Thanks to the Medical Center for Female Sexuality for inviting me to join in as a guest blogger. I’m excited to be sharing this page with the talented group at the Center for Female Sexuality.
By way of introduction — I’m an Associate Clinical Professor of Psychiatry at Mount Sinai School of Medicine and practice psychotherapy and sex therapy here in NYC. My blog is my attempt to reconcile my medical, psychiatric, psychological, and sexological selves – sort of a one-man group therapy, as it were. I’m also a guest expert on sexualhealth.com and have lectured locally and nationally on issues in human sexuality. I’m particularly interested in the problems of sexuality in marriage and other romantic partnerships; current controversies regarding the “medicalization of sexuality;” sexual psychology in popular culture; and the diversity of individuals’ sexual selves, particularly between men’s and women’s sexual perspectives.
Bat Sheva felt it might be interesting for Better Sex Blog to be leavened occasionally by the perspective of a male local sex therapist. I didn’t have to be asked twice.
This week, as chance would have it, Bat Sheva and I both had occasion to blog about the same subject: pornography. But our approaches were so radically different that I had to mention it. My post, “Men and Their Computers Alone Together” was prompted by some recent news that high-ranking SEC officials had been surfing lots of porn in the office during the months leading up to the recent banking crisis. I discussed the mischief that online porn can cause for susceptible men. I sent it to Bat Sheva to read, and her response was “I am worried when people are told no porn — ever — because it can get out of control. Looking at porn once in a while might be fun, normal, even a good tool for some men or couples.” Coincidentally, her post from the same day, “What’s the Deal with Porn?” cites research showing that porn might be good for society: that increased pornography use correlates with decreased incidence of sex crimes.

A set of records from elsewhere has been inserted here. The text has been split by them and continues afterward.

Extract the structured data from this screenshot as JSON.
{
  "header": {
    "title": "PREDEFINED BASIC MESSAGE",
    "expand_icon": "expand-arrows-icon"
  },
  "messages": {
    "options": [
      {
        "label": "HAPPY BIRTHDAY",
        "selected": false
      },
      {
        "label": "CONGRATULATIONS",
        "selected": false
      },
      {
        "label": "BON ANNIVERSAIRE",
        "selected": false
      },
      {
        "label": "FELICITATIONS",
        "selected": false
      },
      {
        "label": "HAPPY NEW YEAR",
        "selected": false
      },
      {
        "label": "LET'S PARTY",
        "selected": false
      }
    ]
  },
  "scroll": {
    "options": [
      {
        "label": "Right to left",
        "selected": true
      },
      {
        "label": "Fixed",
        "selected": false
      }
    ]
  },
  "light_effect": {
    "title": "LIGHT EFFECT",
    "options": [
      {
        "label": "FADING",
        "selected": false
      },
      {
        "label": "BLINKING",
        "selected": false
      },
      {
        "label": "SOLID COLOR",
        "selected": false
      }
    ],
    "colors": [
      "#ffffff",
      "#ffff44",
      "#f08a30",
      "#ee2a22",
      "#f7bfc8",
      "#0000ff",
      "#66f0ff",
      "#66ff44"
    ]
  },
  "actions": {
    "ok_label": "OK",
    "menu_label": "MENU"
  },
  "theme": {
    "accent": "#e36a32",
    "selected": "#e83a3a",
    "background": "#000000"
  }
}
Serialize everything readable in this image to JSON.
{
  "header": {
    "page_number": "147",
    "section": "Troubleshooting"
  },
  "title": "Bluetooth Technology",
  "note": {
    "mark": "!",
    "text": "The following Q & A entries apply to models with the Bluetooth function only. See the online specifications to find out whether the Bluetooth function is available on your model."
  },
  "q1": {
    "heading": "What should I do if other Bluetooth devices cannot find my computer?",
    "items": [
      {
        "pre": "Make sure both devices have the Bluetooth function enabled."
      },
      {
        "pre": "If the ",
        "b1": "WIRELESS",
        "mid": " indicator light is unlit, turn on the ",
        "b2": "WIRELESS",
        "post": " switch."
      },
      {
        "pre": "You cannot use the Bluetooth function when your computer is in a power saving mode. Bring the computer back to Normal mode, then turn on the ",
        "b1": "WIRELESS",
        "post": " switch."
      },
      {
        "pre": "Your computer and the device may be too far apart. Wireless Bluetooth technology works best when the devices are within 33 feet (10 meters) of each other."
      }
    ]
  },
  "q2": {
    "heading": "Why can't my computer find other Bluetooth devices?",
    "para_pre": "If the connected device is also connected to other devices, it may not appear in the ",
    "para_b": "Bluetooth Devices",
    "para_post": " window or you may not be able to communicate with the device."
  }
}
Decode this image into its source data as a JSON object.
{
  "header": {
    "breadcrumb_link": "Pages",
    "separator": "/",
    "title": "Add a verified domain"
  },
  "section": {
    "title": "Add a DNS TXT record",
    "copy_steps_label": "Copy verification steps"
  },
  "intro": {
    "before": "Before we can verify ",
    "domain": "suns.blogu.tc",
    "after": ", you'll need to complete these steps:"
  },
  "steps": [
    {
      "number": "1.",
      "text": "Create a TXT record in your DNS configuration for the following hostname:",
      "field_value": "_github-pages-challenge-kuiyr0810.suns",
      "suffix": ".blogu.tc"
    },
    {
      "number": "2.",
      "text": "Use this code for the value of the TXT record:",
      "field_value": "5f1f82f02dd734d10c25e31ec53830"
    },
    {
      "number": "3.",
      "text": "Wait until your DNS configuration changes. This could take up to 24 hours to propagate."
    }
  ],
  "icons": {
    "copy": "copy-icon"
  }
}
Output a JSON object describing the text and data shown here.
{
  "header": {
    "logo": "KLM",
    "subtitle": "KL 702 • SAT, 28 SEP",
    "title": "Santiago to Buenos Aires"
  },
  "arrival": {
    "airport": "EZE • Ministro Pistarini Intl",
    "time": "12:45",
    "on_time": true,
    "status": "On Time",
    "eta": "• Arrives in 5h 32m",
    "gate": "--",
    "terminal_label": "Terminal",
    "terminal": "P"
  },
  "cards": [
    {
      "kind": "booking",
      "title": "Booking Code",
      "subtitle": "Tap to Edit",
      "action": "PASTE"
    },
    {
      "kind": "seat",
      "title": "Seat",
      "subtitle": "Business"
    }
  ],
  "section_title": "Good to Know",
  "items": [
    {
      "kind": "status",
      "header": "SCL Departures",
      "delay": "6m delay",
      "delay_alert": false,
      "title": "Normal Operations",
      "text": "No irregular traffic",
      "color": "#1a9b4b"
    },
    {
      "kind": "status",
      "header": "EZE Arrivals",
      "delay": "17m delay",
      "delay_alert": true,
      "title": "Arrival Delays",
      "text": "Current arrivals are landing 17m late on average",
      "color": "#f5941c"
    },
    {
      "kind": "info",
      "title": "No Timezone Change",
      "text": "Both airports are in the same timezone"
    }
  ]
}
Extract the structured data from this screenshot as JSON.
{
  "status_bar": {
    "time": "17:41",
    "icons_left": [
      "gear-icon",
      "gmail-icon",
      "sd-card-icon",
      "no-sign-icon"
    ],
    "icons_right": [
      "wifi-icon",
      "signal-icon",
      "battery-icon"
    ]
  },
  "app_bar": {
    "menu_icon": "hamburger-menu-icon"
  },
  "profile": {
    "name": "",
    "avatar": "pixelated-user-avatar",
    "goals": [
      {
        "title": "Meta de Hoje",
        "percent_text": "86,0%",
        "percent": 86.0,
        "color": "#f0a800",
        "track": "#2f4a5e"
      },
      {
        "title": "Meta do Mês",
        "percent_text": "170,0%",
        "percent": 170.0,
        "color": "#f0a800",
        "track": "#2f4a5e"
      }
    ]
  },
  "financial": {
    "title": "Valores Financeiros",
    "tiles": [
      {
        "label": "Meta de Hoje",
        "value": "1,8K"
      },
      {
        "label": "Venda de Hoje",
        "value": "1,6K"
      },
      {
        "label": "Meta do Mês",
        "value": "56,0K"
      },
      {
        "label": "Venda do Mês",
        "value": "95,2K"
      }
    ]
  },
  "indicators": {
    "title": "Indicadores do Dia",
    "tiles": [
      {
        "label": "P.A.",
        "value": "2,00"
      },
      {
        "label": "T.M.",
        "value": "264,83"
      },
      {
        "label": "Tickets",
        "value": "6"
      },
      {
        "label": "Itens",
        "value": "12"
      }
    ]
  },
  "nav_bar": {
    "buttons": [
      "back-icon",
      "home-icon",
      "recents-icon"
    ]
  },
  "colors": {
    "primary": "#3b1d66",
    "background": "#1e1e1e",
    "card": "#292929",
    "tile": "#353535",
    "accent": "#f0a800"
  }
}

OK, so why would two sex therapists notice such different things in the news, and come at the subject from such opposite perspectives? My guess: She’s worried about women receiving messages that what they may do or want sexually is bad or wrong. Her daily work is to encourage women to free themselves from such negative judgments, in order to become more sexually alive. With men, such negative messages don’t seem to be as much of a problem. But it’s extremely common in my office for a man’s compulsive use of internet pornography to have caused big problems — such as stunting his emotional development, dulling his sexual feelings, and leading to problems in his work and marriage.
Different corners of the world — very different points of reference. At any rate, I’m happy to be here, and I hope we all learn much from each other.
© Stephen Snyder, MD 2010